Exercise aim
Everything in the records below except the pictures must be written out exactly.

Source data
=== Begin Enclosure ===

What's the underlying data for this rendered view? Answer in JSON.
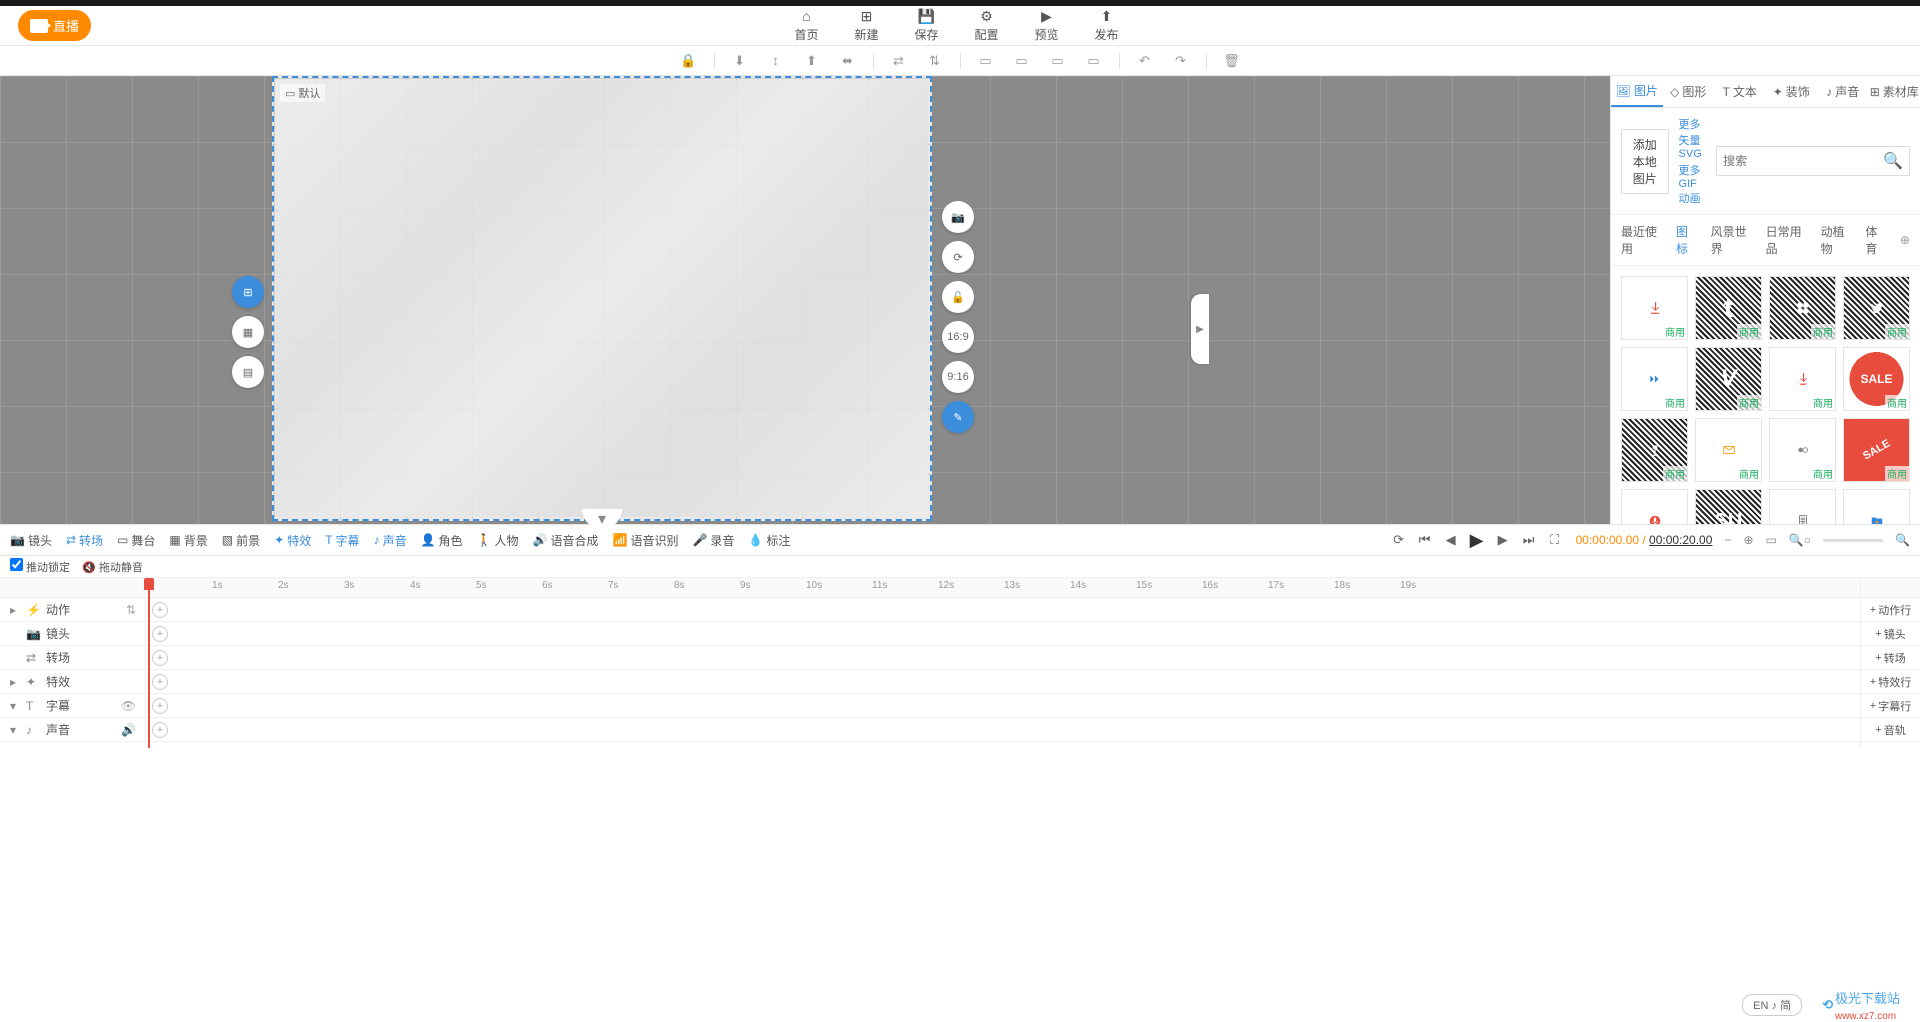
{
  "header": {
    "live_label": "直播",
    "nav": [
      {
        "label": "首页"
      },
      {
        "label": "新建"
      },
      {
        "label": "保存"
      },
      {
        "label": "配置"
      },
      {
        "label": "预览"
      },
      {
        "label": "发布"
      }
    ]
  },
  "canvas": {
    "default_label": "默认"
  },
  "right_tools": {
    "aspect_169": "16:9",
    "aspect_916": "9:16"
  },
  "panel": {
    "tabs": [
      {
        "label": "图片"
      },
      {
        "label": "图形"
      },
      {
        "label": "文本"
      },
      {
        "label": "装饰"
      },
      {
        "label": "声音"
      },
      {
        "label": "素材库"
      }
    ],
    "add_local": "添加本地图片",
    "more_svg": "更多矢量SVG",
    "more_gif": "更多GIF动画",
    "search_placeholder": "搜索",
    "cats": [
      {
        "label": "最近使用"
      },
      {
        "label": "图标"
      },
      {
        "label": "风景世界"
      },
      {
        "label": "日常用品"
      },
      {
        "label": "动植物"
      },
      {
        "label": "体育"
      }
    ],
    "tag": "商用",
    "sale": "SALE"
  },
  "bottom_tools": [
    {
      "label": "镜头"
    },
    {
      "label": "转场"
    },
    {
      "label": "舞台"
    },
    {
      "label": "背景"
    },
    {
      "label": "前景"
    },
    {
      "label": "特效"
    },
    {
      "label": "字幕"
    },
    {
      "label": "声音"
    },
    {
      "label": "角色"
    },
    {
      "label": "人物"
    },
    {
      "label": "语音合成"
    },
    {
      "label": "语音识别"
    },
    {
      "label": "录音"
    },
    {
      "label": "标注"
    }
  ],
  "time": {
    "current": "00:00:00.00",
    "total": "00:00:20.00",
    "sep": " / "
  },
  "opts": {
    "lock": "推动锁定",
    "mute": "拖动静音"
  },
  "ruler_ticks": [
    "1s",
    "2s",
    "3s",
    "4s",
    "5s",
    "6s",
    "7s",
    "8s",
    "9s",
    "10s",
    "11s",
    "12s",
    "13s",
    "14s",
    "15s",
    "16s",
    "17s",
    "18s",
    "19s"
  ],
  "tracks": [
    {
      "label": "动作"
    },
    {
      "label": "镜头"
    },
    {
      "label": "转场"
    },
    {
      "label": "特效"
    },
    {
      "label": "字幕"
    },
    {
      "label": "声音"
    }
  ],
  "track_add": [
    {
      "label": "动作行"
    },
    {
      "label": "镜头"
    },
    {
      "label": "转场"
    },
    {
      "label": "特效行"
    },
    {
      "label": "字幕行"
    },
    {
      "label": "音轨"
    }
  ],
  "footer": {
    "lang": "EN ♪ 简",
    "brand": "极光下载站",
    "url": "www.xz7.com"
  }
}
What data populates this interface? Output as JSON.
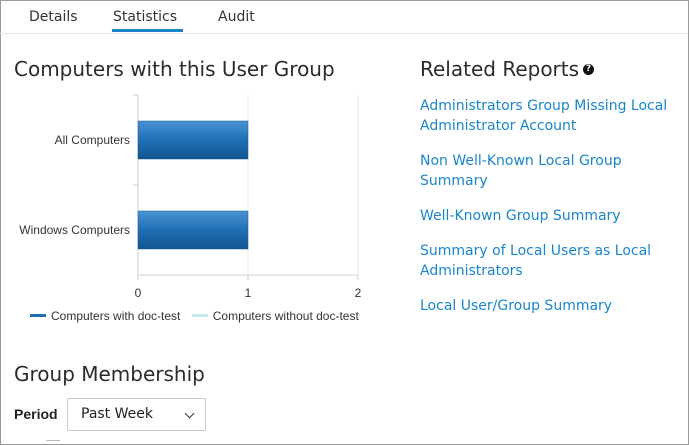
{
  "tabs": [
    {
      "label": "Details"
    },
    {
      "label": "Statistics",
      "active": true
    },
    {
      "label": "Audit"
    }
  ],
  "computers_section": {
    "title": "Computers with this User Group"
  },
  "chart_data": {
    "type": "bar",
    "orientation": "horizontal",
    "categories": [
      "All Computers",
      "Windows Computers"
    ],
    "series": [
      {
        "name": "Computers with doc-test",
        "values": [
          1,
          1
        ],
        "color": "#1f6fb5"
      },
      {
        "name": "Computers without doc-test",
        "values": [
          0,
          0
        ],
        "color": "#c6ebe9"
      }
    ],
    "x_ticks": [
      "0",
      "1",
      "2"
    ],
    "xlim": [
      0,
      2
    ],
    "stacked": true,
    "legend_position": "bottom"
  },
  "related_reports": {
    "title": "Related Reports",
    "help_icon": "question-circle-icon",
    "links": [
      "Administrators Group Missing Local Administrator Account",
      "Non Well-Known Local Group Summary",
      "Well-Known Group Summary",
      "Summary of Local Users as Local Administrators",
      "Local User/Group Summary"
    ]
  },
  "group_membership": {
    "title": "Group Membership",
    "period_label": "Period",
    "period_value": "Past Week"
  },
  "colors": {
    "accent": "#1a86c8",
    "bar": "#1f6fb5"
  }
}
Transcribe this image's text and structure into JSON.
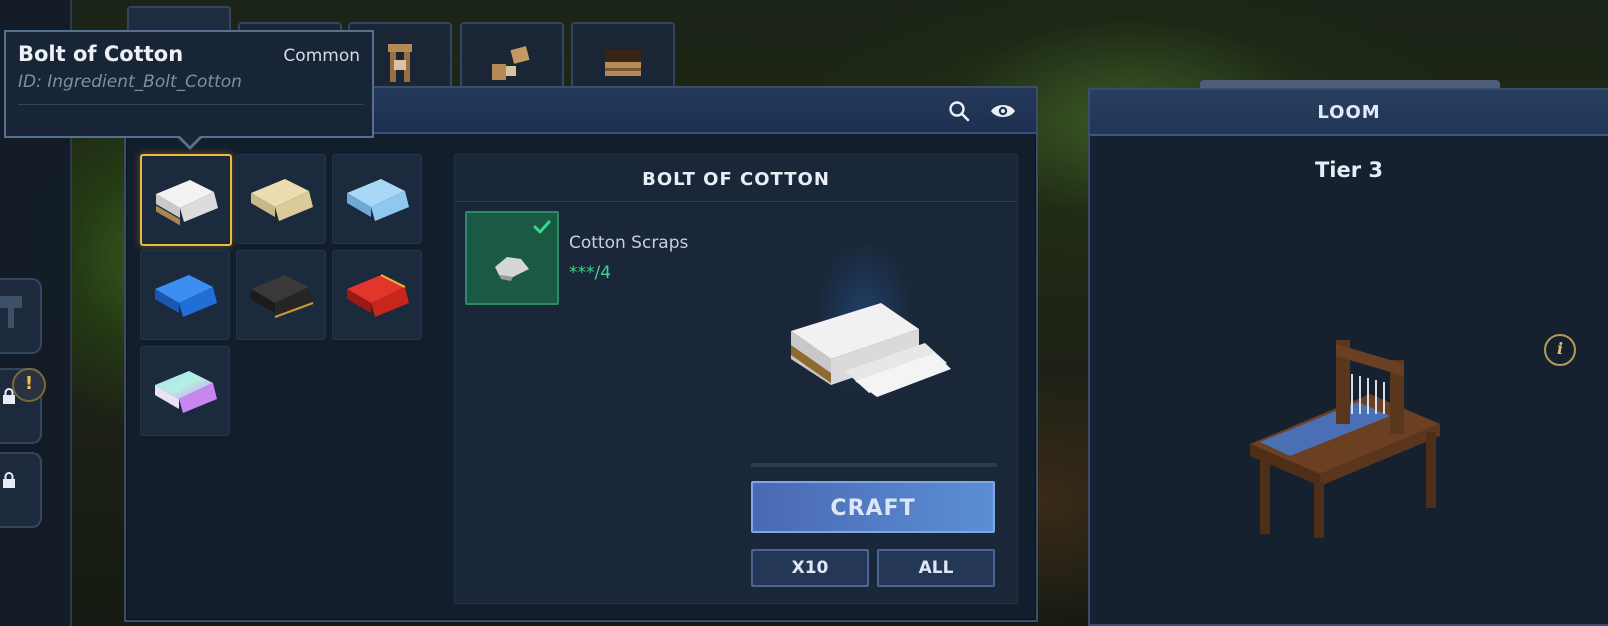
{
  "tooltip": {
    "name": "Bolt of Cotton",
    "rarity": "Common",
    "id": "ID: Ingredient_Bolt_Cotton"
  },
  "recipe": {
    "title": "BOLT OF COTTON",
    "ingredient": {
      "name": "Cotton Scraps",
      "count": "***/4",
      "status": "check-icon"
    }
  },
  "buttons": {
    "craft": "CRAFT",
    "x10": "X10",
    "all": "ALL"
  },
  "bench": {
    "name": "LOOM",
    "tier": "Tier 3",
    "info": "i"
  },
  "side": {
    "alert": "!"
  },
  "items": [
    {
      "icon": "white-cloth-bolt-icon",
      "color": "#e8e8e8"
    },
    {
      "icon": "cream-cloth-bolt-icon",
      "color": "#e6d8ad"
    },
    {
      "icon": "light-blue-cloth-bolt-icon",
      "color": "#8fc8ee"
    },
    {
      "icon": "blue-cloth-bolt-icon",
      "color": "#1f6fd6"
    },
    {
      "icon": "black-cloth-bolt-icon",
      "color": "#262424"
    },
    {
      "icon": "red-cloth-bolt-icon",
      "color": "#c8261d"
    },
    {
      "icon": "iridescent-cloth-bolt-icon",
      "color": "#9fe0ff"
    }
  ],
  "colors": {
    "accent_gold": "#f0b838",
    "ingredient_ok": "#3ad68a",
    "craft_blue": "#5a8fd4"
  }
}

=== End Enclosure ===

Completed exercise
What's the underlying data for this rendered view? Answer in JSON.
{
  "header": {
    "live_label": "直播",
    "nav": [
      {
        "label": "首页"
      },
      {
        "label": "新建"
      },
      {
        "label": "保存"
      },
      {
        "label": "配置"
      },
      {
        "label": "预览"
      },
      {
        "label": "发布"
      }
    ]
  },
  "canvas": {
    "default_label": "默认"
  },
  "right_tools": {
    "aspect_169": "16:9",
    "aspect_916": "9:16"
  },
  "panel": {
    "tabs": [
      {
        "label": "图片"
      },
      {
        "label": "图形"
      },
      {
        "label": "文本"
      },
      {
        "label": "装饰"
      },
      {
        "label": "声音"
      },
      {
        "label": "素材库"
      }
    ],
    "add_local": "添加本地图片",
    "more_svg": "更多矢量SVG",
    "more_gif": "更多GIF动画",
    "search_placeholder": "搜索",
    "cats": [
      {
        "label": "最近使用"
      },
      {
        "label": "图标"
      },
      {
        "label": "风景世界"
      },
      {
        "label": "日常用品"
      },
      {
        "label": "动植物"
      },
      {
        "label": "体育"
      }
    ],
    "tag": "商用",
    "sale": "SALE"
  },
  "bottom_tools": [
    {
      "label": "镜头"
    },
    {
      "label": "转场"
    },
    {
      "label": "舞台"
    },
    {
      "label": "背景"
    },
    {
      "label": "前景"
    },
    {
      "label": "特效"
    },
    {
      "label": "字幕"
    },
    {
      "label": "声音"
    },
    {
      "label": "角色"
    },
    {
      "label": "人物"
    },
    {
      "label": "语音合成"
    },
    {
      "label": "语音识别"
    },
    {
      "label": "录音"
    },
    {
      "label": "标注"
    }
  ],
  "time": {
    "current": "00:00:00.00",
    "total": "00:00:20.00",
    "sep": " / "
  },
  "opts": {
    "lock": "推动锁定",
    "mute": "拖动静音"
  },
  "ruler_ticks": [
    "1s",
    "2s",
    "3s",
    "4s",
    "5s",
    "6s",
    "7s",
    "8s",
    "9s",
    "10s",
    "11s",
    "12s",
    "13s",
    "14s",
    "15s",
    "16s",
    "17s",
    "18s",
    "19s"
  ],
  "tracks": [
    {
      "label": "动作"
    },
    {
      "label": "镜头"
    },
    {
      "label": "转场"
    },
    {
      "label": "特效"
    },
    {
      "label": "字幕"
    },
    {
      "label": "声音"
    }
  ],
  "track_add": [
    {
      "label": "动作行"
    },
    {
      "label": "镜头"
    },
    {
      "label": "转场"
    },
    {
      "label": "特效行"
    },
    {
      "label": "字幕行"
    },
    {
      "label": "音轨"
    }
  ],
  "footer": {
    "lang": "EN ♪ 简",
    "brand": "极光下载站",
    "url": "www.xz7.com"
  }
}
What data populates this interface? Output as JSON.
{
  "tabs": [
    {
      "label": "Details"
    },
    {
      "label": "Statistics",
      "active": true
    },
    {
      "label": "Audit"
    }
  ],
  "computers_section": {
    "title": "Computers with this User Group"
  },
  "chart_data": {
    "type": "bar",
    "orientation": "horizontal",
    "categories": [
      "All Computers",
      "Windows Computers"
    ],
    "series": [
      {
        "name": "Computers with doc-test",
        "values": [
          1,
          1
        ],
        "color": "#1f6fb5"
      },
      {
        "name": "Computers without doc-test",
        "values": [
          0,
          0
        ],
        "color": "#c6ebe9"
      }
    ],
    "x_ticks": [
      "0",
      "1",
      "2"
    ],
    "xlim": [
      0,
      2
    ],
    "stacked": true,
    "legend_position": "bottom"
  },
  "related_reports": {
    "title": "Related Reports",
    "help_icon": "question-circle-icon",
    "links": [
      "Administrators Group Missing Local Administrator Account",
      "Non Well-Known Local Group Summary",
      "Well-Known Group Summary",
      "Summary of Local Users as Local Administrators",
      "Local User/Group Summary"
    ]
  },
  "group_membership": {
    "title": "Group Membership",
    "period_label": "Period",
    "period_value": "Past Week"
  },
  "colors": {
    "accent": "#1a86c8",
    "bar": "#1f6fb5"
  }
}
Transcribe this image's text and structure into JSON.
{
  "tooltip": {
    "name": "Bolt of Cotton",
    "rarity": "Common",
    "id": "ID: Ingredient_Bolt_Cotton"
  },
  "recipe": {
    "title": "BOLT OF COTTON",
    "ingredient": {
      "name": "Cotton Scraps",
      "count": "***/4",
      "status": "check-icon"
    }
  },
  "buttons": {
    "craft": "CRAFT",
    "x10": "X10",
    "all": "ALL"
  },
  "bench": {
    "name": "LOOM",
    "tier": "Tier 3",
    "info": "i"
  },
  "side": {
    "alert": "!"
  },
  "items": [
    {
      "icon": "white-cloth-bolt-icon",
      "color": "#e8e8e8"
    },
    {
      "icon": "cream-cloth-bolt-icon",
      "color": "#e6d8ad"
    },
    {
      "icon": "light-blue-cloth-bolt-icon",
      "color": "#8fc8ee"
    },
    {
      "icon": "blue-cloth-bolt-icon",
      "color": "#1f6fd6"
    },
    {
      "icon": "black-cloth-bolt-icon",
      "color": "#262424"
    },
    {
      "icon": "red-cloth-bolt-icon",
      "color": "#c8261d"
    },
    {
      "icon": "iridescent-cloth-bolt-icon",
      "color": "#9fe0ff"
    }
  ],
  "colors": {
    "accent_gold": "#f0b838",
    "ingredient_ok": "#3ad68a",
    "craft_blue": "#5a8fd4"
  }
}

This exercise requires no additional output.